= Beginning of Section =

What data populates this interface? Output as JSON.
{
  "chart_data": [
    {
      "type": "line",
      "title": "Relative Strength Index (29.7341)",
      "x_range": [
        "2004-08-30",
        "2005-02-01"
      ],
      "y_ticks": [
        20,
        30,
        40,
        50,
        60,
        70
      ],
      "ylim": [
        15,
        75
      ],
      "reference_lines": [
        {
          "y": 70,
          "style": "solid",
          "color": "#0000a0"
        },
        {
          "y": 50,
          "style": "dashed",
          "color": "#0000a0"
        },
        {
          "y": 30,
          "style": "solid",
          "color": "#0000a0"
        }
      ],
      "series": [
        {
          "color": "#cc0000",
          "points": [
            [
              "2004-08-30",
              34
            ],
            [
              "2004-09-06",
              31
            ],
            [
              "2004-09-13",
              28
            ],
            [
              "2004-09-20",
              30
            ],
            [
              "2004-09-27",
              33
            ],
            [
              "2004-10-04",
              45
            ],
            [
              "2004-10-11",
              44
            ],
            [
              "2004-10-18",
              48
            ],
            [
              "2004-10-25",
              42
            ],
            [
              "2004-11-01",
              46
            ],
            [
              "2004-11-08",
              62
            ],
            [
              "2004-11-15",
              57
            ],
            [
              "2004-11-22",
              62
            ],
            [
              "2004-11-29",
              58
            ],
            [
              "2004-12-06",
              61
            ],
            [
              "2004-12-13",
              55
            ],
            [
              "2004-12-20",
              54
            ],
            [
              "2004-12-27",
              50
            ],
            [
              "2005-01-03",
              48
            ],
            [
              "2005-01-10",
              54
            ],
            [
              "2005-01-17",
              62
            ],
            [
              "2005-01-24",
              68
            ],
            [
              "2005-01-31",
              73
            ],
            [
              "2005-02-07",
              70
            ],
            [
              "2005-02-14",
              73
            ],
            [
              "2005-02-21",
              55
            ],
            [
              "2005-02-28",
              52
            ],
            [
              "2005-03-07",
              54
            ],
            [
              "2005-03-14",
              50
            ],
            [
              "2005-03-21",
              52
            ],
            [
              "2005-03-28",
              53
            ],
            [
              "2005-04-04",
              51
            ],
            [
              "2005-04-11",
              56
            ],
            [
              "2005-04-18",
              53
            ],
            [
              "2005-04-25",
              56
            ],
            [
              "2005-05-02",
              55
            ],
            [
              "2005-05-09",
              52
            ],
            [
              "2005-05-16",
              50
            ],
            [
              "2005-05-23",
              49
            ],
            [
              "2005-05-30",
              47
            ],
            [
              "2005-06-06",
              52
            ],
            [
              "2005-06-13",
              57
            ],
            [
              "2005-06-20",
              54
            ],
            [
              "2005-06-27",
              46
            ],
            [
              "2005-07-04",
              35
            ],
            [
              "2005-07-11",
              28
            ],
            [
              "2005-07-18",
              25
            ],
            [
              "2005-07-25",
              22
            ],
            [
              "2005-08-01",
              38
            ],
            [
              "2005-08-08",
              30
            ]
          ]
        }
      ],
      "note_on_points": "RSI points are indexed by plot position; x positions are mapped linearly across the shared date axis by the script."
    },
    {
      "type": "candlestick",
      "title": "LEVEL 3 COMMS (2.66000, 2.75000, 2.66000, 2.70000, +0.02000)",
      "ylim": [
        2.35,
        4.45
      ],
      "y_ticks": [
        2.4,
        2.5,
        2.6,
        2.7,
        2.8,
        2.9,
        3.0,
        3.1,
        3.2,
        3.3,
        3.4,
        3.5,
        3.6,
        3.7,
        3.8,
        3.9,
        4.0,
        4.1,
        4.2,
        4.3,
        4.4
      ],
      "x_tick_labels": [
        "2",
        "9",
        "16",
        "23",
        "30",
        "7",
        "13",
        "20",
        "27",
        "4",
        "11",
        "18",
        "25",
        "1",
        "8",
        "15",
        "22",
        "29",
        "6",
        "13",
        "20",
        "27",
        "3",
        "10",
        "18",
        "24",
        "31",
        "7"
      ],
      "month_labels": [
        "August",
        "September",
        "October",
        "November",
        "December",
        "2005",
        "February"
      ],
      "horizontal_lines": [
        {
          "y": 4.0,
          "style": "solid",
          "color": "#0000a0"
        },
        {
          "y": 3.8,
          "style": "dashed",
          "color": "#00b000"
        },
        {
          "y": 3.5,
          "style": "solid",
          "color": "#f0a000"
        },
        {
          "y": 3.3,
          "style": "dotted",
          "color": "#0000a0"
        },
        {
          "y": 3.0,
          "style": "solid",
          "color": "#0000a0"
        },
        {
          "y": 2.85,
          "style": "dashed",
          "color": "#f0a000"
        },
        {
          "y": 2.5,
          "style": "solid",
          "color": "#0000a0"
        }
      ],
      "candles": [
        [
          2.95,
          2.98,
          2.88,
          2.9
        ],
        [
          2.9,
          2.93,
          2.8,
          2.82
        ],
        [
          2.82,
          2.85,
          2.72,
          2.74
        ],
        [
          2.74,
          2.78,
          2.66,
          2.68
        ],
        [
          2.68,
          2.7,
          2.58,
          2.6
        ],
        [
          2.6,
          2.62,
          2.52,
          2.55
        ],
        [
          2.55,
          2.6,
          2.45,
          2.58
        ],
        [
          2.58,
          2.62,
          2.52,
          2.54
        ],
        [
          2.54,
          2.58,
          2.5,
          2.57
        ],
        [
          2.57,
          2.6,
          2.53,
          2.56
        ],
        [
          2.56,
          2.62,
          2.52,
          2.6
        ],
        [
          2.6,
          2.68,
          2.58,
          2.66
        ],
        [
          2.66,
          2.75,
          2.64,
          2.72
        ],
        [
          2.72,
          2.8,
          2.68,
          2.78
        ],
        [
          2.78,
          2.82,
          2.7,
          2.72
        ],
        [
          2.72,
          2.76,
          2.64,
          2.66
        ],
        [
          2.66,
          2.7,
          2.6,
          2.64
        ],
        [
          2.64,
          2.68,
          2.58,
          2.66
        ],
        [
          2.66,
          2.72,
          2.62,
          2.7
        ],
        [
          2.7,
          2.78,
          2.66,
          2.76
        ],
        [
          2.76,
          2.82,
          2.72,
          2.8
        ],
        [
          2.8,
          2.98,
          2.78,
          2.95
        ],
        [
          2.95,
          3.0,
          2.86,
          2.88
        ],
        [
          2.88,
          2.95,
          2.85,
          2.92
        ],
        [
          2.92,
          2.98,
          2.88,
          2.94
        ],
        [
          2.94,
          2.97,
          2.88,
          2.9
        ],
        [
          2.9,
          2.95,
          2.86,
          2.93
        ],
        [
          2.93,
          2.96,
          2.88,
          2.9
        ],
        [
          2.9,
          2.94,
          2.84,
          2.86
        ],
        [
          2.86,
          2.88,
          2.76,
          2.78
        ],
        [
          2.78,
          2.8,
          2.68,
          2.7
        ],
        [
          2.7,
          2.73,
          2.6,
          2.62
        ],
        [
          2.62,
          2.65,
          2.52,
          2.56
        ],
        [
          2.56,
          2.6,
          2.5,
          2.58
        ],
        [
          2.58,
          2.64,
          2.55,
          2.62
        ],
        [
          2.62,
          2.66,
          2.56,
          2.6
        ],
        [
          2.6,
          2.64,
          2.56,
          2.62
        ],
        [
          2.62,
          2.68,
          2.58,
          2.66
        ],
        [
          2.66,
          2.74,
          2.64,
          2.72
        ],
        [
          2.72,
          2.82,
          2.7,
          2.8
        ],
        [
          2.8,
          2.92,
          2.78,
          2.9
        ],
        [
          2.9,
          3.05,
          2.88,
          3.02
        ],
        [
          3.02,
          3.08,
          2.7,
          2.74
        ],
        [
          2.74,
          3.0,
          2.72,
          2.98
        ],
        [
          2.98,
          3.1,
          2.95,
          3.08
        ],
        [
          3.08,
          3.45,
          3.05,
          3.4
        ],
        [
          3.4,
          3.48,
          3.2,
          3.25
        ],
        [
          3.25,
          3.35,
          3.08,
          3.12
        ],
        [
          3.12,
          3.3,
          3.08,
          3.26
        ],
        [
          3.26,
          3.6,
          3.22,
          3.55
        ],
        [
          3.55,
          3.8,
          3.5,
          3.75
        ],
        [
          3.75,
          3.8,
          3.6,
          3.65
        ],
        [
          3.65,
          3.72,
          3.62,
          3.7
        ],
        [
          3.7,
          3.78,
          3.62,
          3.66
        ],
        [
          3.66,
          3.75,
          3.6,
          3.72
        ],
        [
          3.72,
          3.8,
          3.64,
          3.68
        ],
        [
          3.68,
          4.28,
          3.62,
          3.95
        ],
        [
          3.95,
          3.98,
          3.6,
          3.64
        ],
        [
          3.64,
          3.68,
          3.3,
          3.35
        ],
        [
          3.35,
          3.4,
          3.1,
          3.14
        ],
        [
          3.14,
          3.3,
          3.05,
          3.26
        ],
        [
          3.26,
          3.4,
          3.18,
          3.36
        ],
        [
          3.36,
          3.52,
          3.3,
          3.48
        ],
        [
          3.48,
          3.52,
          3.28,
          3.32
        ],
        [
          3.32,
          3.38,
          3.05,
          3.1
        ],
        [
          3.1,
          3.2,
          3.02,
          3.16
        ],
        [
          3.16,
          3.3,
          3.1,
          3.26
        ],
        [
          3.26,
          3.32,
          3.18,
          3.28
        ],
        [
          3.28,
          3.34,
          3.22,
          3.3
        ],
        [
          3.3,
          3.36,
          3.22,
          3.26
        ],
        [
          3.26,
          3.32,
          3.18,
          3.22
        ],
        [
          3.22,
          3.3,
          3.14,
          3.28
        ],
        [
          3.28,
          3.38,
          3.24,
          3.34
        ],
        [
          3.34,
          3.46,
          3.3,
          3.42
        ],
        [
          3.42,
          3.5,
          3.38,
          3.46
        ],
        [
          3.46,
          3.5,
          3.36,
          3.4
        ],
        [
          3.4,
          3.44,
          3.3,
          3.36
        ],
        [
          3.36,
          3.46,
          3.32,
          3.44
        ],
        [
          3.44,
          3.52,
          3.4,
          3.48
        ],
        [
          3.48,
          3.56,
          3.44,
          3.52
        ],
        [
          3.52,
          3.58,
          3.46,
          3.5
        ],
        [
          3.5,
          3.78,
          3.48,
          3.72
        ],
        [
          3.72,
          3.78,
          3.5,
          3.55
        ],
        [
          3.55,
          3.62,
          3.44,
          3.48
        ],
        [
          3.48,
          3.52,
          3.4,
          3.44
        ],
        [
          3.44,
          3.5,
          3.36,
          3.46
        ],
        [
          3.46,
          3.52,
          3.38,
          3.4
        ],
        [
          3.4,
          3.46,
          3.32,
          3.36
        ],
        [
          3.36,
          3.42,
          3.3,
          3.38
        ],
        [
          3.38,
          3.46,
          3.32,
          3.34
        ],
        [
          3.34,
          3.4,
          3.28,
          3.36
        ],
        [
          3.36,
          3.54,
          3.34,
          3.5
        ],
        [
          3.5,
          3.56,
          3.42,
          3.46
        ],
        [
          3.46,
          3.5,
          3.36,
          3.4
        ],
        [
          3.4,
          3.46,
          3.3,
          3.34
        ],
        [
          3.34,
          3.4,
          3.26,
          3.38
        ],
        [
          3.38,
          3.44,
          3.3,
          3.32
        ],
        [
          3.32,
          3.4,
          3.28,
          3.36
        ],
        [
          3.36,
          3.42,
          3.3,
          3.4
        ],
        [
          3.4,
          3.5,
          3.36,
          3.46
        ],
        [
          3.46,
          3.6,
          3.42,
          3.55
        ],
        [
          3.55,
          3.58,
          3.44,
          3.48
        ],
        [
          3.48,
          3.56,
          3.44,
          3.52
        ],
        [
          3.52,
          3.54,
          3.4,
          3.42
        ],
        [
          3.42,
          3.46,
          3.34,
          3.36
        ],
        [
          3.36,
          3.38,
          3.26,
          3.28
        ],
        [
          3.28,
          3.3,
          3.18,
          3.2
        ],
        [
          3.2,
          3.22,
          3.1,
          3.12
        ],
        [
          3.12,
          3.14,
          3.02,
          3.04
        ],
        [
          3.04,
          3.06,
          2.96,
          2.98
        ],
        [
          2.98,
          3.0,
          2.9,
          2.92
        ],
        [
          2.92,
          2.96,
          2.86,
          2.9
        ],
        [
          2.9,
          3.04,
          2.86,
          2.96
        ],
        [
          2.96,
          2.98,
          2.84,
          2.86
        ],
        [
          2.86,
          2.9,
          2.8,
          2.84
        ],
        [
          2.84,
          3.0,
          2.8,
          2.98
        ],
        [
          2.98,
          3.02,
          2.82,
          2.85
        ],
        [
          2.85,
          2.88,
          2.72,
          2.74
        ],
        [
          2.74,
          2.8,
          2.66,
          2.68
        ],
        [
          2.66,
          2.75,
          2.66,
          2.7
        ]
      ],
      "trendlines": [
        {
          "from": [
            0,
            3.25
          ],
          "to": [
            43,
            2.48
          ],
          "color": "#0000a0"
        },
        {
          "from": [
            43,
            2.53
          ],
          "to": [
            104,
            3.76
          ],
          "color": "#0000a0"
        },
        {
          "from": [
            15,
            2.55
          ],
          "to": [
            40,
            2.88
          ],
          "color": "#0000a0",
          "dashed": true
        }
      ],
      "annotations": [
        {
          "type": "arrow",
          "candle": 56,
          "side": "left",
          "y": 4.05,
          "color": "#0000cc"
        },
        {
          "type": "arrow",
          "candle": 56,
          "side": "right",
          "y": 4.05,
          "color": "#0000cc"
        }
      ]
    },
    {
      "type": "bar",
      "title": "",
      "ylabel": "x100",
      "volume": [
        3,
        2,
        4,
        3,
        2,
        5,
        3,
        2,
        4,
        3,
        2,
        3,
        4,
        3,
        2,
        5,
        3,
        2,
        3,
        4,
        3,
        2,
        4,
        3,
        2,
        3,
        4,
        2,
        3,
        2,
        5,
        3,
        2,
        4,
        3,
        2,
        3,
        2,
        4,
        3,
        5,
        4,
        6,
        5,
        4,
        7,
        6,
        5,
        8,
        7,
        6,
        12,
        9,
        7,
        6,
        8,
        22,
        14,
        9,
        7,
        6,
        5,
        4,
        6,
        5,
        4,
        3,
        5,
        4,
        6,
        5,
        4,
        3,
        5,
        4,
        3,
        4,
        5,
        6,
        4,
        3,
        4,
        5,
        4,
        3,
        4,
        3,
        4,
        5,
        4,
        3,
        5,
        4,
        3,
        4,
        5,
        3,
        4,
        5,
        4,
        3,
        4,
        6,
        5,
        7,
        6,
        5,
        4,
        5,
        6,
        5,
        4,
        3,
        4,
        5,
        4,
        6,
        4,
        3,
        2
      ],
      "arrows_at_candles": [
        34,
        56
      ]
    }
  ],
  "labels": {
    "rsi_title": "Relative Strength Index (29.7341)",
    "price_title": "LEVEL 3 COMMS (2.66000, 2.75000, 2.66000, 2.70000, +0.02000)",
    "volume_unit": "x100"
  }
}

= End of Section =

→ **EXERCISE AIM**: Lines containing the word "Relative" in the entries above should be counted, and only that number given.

→ **RESPONSE FOR THIS EXERCISE**: 2